Work to complete
State how many lines of the entries below hold the word "Search"; reply with nothing but the number.
*** Begin section ***
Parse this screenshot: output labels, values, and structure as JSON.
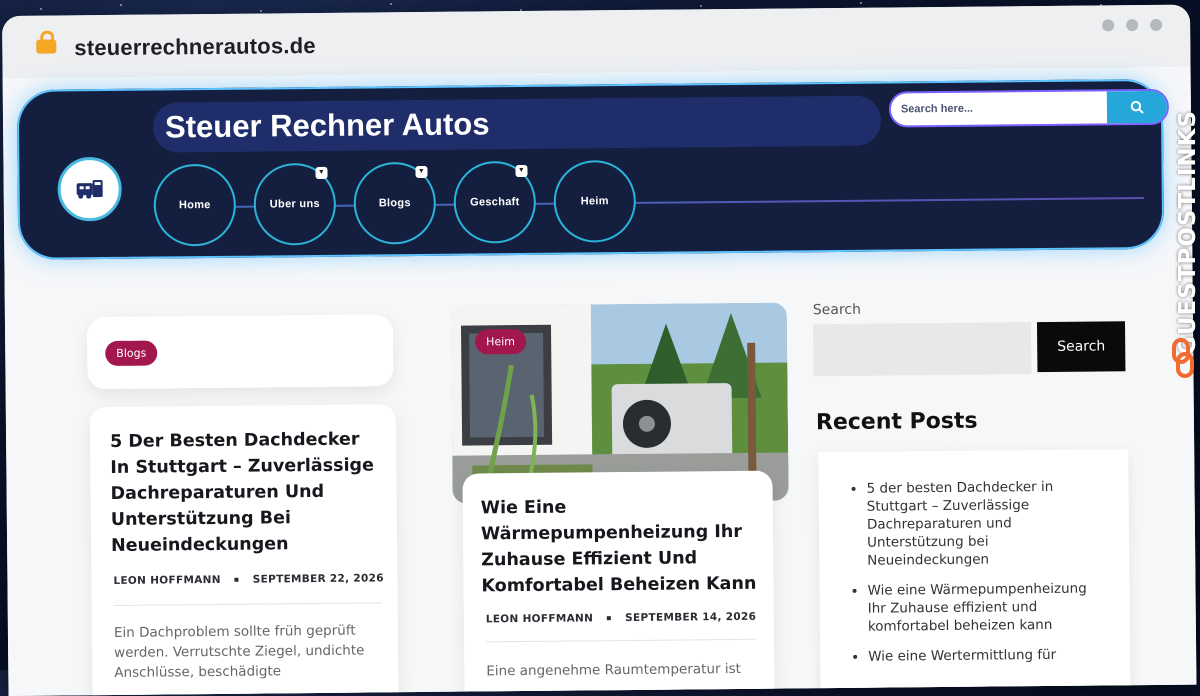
{
  "browser": {
    "url": "steuerrechnerautos.de"
  },
  "header": {
    "site_title": "Steuer Rechner Autos",
    "search_placeholder": "Search here...",
    "nav": [
      {
        "label": "Home"
      },
      {
        "label": "Uber uns"
      },
      {
        "label": "Blogs"
      },
      {
        "label": "Geschaft"
      },
      {
        "label": "Heim"
      }
    ]
  },
  "posts": [
    {
      "category": "Blogs",
      "title": "5 Der Besten Dachdecker In Stuttgart – Zuverlässige Dachreparaturen Und Unterstützung Bei Neueindeckungen",
      "author": "LEON HOFFMANN",
      "date": "SEPTEMBER 22, 2026",
      "excerpt": "Ein Dachproblem sollte früh geprüft werden. Verrutschte Ziegel, undichte Anschlüsse, beschädigte"
    },
    {
      "category": "Heim",
      "title": "Wie Eine Wärmepumpenheizung Ihr Zuhause Effizient Und Komfortabel Beheizen Kann",
      "author": "LEON HOFFMANN",
      "date": "SEPTEMBER 14, 2026",
      "excerpt": "Eine angenehme Raumtemperatur ist"
    }
  ],
  "sidebar": {
    "search_label": "Search",
    "search_button": "Search",
    "recent_title": "Recent Posts",
    "recent_posts": [
      "5 der besten Dachdecker in Stuttgart – Zuverlässige Dachreparaturen und Unterstützung bei Neueindeckungen",
      "Wie eine Wärmepumpenheizung Ihr Zuhause effizient und komfortabel beheizen kann",
      "Wie eine Wertermittlung für"
    ]
  },
  "watermark": "GUESTPOSTLINKS",
  "colors": {
    "header_bg": "#141f3f",
    "accent_cyan": "#25a7da",
    "badge": "#a3174f"
  }
}
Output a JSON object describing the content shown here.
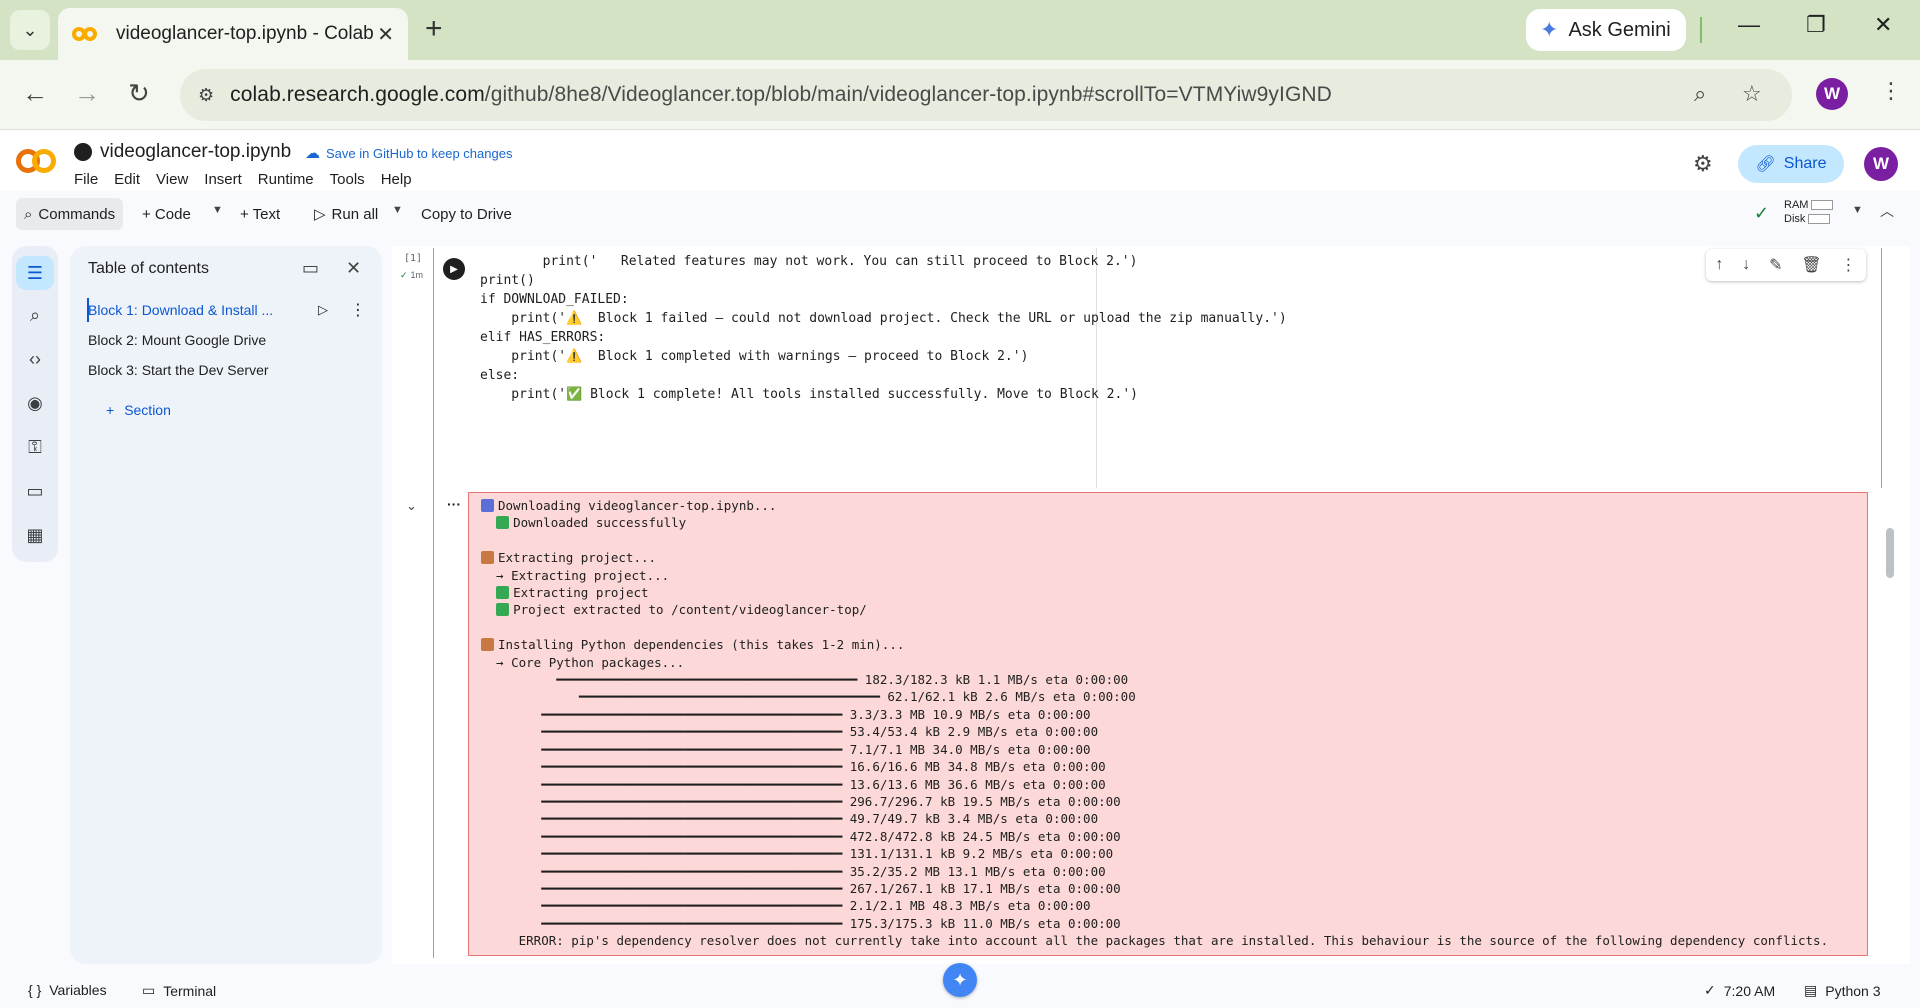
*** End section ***
Expected output
3